June, 2003 (updated June, 2015)
The Accessibility and Usability Group at MIT (formerly the Adaptive Technology Information Center(ATIC) Lab) at the Massachusetts Institute of Technology (MIT) has evaluated and collected a large number of adaptive devices and software programs for disabled students studying at the Institute and for MIT staff members who need special assistance.
Although the Accessibility and Usability Group at MIT serves the MIT community and is not generally open to the public, the lab generally hosts one open house each year, usually in January.
Thanks to the staff at the Accessibility and Usability Group at MIT, a select group of Boston-IA members and friends was invited to the MIT ATIC Lab on June 18, 2003. During our visit, we specifically asked that they show us and talk about the most frequently used accessibility options offered by the lab.
Our hosts (two assistive technology consultants and two student assistants) are among the lab staff who provide help desk services on a daily basis to people in the MIT community who need their support. During our visit, they demonstrated popular options that help people who are blind, or those who have low vision, learning disabilities, or physical limitations that make it difficult to use a computer, or repetitive stress injuries that prevent them from using a computer mouse or traditional keyboard.
During our visit, we saw demos of:
We are grateful to the staff of the ATIC Lab for arranging this special opportunity for people from Boston-IA to view the technologies they have gathered.
© 2003 P.J. Gardner.

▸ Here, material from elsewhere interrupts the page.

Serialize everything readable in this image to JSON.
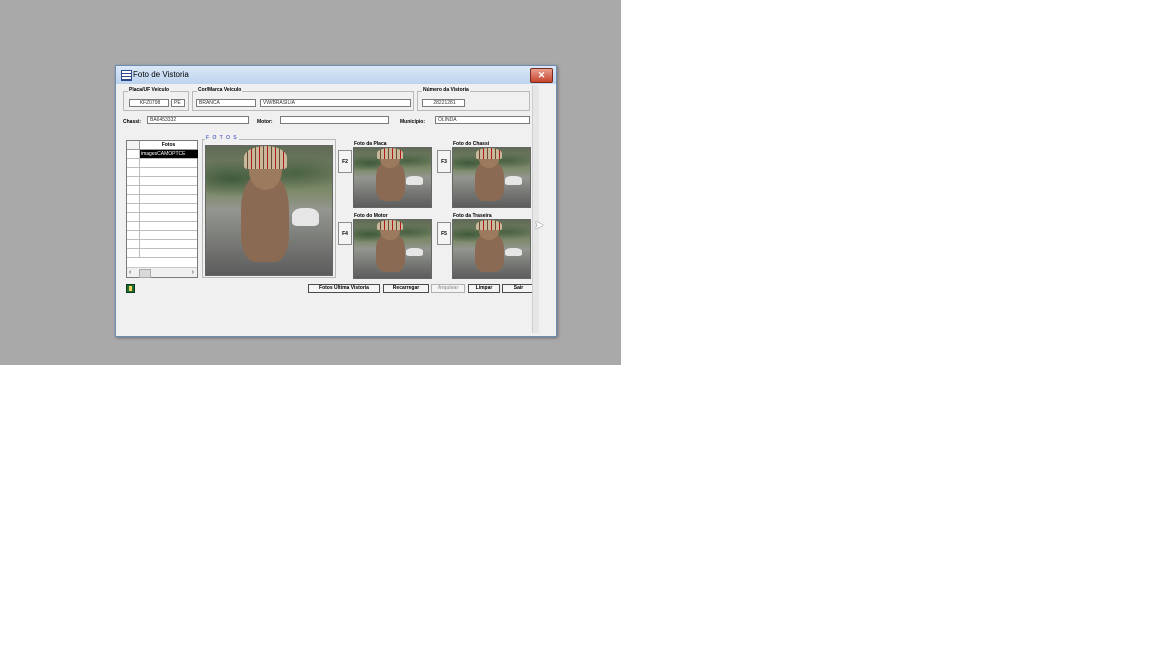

All rights reserved.
The Boston-IA Resources library includes a more complete list of assistive technologies to help people with disabilities access information. This list is based on the work of the ATIC Lab, and the devices and software they have available for the people they serve.